Why Are North Atlantic Right Whales Endangered? 

To save right whales from extinction, we must protect them from boats and fishing gear.

Body of a whale that has been struck and killed by a vessel, tied to a dock for study

This whale was towed to shore for study after being struck and killed by a boat. Photo: Brian Skerry

North Atlantic right whales can grow bigger than a school bus, weigh up to 70 tons, and have few natural predators. So why is a species near the top of the food chain critically endangered? Well, they’re at risk from a species a notch higher than the right whale: humans. 

While it’s been illegal for humans to hunt them for almost half a century, our actions are still taking a deadly toll on right whales. Thick ropes attached to our fishing traps often fatally ensnare these gentle giants. Boats and ships frequently strike them, leaving them with painful and even deadly injuries. Fewer than 350 of these majestic whales now remain, and fewer than 70 are potential new mothers, the only hope for the recovery of this species. Fortunately, we have the ability to create the policies and tools to end the threats to this iconic species – if we act now. 

Fishing Gear Kills Endangered Right Whales

Right now, more than a million thick vertical lengths of rope connect gillnets and lobster traps on the seafloor to buoys on the surface. This turns right whales’ migration path through New England and Canada into a dangerous obstacle course. Whales can quickly become entangled in those ropes, with potentially fatal consequences. 

Ropes can catch on fins, tails, and mouths, causing a whale to panic. As the whale tries to free itself, its movements can instead cause the rope to wrap around its body, tightening, and sometimes cutting it to the bone. For a calf, it could be fatal if they can’t get to the surface to breathe. Bigger right whales may drag heavy fishing gear for months or even years. The injuries can stunt growth, prevent female right whales from calving, and frequently lead to their deaths. More than 80% of right whales carry scars from entanglements in fishing gear. 

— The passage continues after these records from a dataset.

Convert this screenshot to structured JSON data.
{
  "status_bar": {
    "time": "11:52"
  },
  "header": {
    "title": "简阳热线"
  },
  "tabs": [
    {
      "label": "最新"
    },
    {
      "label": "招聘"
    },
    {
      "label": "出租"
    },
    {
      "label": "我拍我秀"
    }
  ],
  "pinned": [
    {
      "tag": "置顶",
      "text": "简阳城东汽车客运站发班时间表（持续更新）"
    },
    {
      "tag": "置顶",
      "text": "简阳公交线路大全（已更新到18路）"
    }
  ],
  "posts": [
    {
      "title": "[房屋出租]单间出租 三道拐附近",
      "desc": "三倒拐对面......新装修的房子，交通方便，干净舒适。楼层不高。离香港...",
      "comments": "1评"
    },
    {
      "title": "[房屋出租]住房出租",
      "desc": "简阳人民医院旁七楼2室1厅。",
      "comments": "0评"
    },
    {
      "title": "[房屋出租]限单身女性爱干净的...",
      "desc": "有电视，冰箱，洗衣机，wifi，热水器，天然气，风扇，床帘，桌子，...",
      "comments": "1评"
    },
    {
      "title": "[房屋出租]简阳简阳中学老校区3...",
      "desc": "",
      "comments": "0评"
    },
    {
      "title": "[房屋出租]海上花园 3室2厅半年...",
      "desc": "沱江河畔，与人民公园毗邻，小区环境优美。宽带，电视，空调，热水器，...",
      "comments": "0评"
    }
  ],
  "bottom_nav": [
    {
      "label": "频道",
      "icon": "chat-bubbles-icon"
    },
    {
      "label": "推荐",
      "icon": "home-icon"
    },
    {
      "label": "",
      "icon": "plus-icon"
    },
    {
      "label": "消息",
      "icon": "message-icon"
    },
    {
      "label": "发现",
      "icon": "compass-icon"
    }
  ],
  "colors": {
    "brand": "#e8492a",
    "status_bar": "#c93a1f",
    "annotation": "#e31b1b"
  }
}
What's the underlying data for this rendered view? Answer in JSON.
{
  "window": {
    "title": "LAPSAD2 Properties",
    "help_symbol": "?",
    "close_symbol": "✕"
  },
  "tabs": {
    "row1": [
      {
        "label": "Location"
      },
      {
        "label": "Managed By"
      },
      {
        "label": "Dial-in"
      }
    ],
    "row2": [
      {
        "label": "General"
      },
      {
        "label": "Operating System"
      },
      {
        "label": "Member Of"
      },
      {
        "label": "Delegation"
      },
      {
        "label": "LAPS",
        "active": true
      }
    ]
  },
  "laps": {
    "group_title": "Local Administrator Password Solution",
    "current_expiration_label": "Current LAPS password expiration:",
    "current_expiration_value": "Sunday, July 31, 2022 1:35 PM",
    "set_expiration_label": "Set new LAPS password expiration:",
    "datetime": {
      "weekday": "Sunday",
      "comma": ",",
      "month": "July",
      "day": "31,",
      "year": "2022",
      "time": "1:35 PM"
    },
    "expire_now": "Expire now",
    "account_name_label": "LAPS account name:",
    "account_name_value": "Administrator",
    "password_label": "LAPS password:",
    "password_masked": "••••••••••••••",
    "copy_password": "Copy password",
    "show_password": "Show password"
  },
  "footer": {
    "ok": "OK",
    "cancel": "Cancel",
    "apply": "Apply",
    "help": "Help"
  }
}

With fewer than 350 North Atlantic right whales left on the planet, these majestic creatures can’t afford a single loss. No fisherman wants to harm whales, but shutting down lucrative fishing grounds entirely would hurt the economy of coastal communities. That’s why we’re calling for the funding and adoption of ropeless (or on-demand) gear in specific high-risk areas, which will allow the fishing industry to thrive while protecting vulnerable whales. 

Watch to learn how people are fighting to save right whales from entanglements:

Collisions with Ships and Boats Kill Endangered Right Whales 

Unfortunately, when right whales go up against fast-moving ships and boats with sturdy hulls and sharp propellers, the whales usually lose. Even smaller boats moving fast enough can cause broken bones, deep cuts, and other potentially lethal injuries. We must urgently enact NOAA’s proposed policies to restrict vessels’ speeds in the right whales’ migration path. 

Since 2017, at least 12 right whales are confirmed to have been struck and killed by ships and boats, which is likely an undercount – only about one-third of all whale deaths are documented. Calves are especially vulnerable. For a critically endangered population with fewer than 350 remaining whales, this is a huge threat. 

To protect whales from these brutal losses, CLF is calling for NOAA to implement its proposed restrictions on vessels’ speeds when they’re likely to cross paths with right whales. Under the new proposed regulations, vessels over 35 feet would be required to keep to 10 knots when traveling through right whale migration areas. Going 10 knots or less reduces the chances of whale deaths by 80% to 90%. 

Current speed restrictions, which only affect ships and boats over 65 feet long in very limited areas, are not enough to protect whales. A few years ago, a 54-foot-long boat struck a right whale named Infinity and her calf. Infinity received likely fatal injuries and her calf was killed, while the boat itself was damaged beyond repair, a $1.2 million loss. Alternatives, like technology that would allow pilots to reliably detect and avoid whales, simply aren’t available yet.  

The new proposed regulations are carefully targeted to right whales’ migration patterns to minimize the impact on commercial and recreational use of the water, while keeping both boaters and whales safe.

How Can We Save North Atlantic Right Whales? 

Both ropeless fishing gear and stronger speed restrictions could ensure a future for the endangered North Atlantic right whale, fisheries, and boaters. Ropeless gear can prevent whales from painful and fatal entanglements, but only if it’s quickly funded and adopted in key areas at key times.  

NOAA’s proposed restrictions on ship and boat speeds are still only proposals. We need strong public support to make them a reality. Right whales will begin their migration in a few short months. We can’t afford another season of avoidable fatalities. Please reach out to your legislator and encourage them to act urgently to end these preventable deaths. 

We must act quickly to keep right whales from going from “critically endangered” to “extinct.” 

Before you go... CLF is working every day to create real, systemic change for New England’s environment. And we can’t solve these big problems without people like you. Will you be a part of this movement by considering a contribution today? If everyone reading our blog gave just $10, we’d have enough money to fund our legal teams for the next year.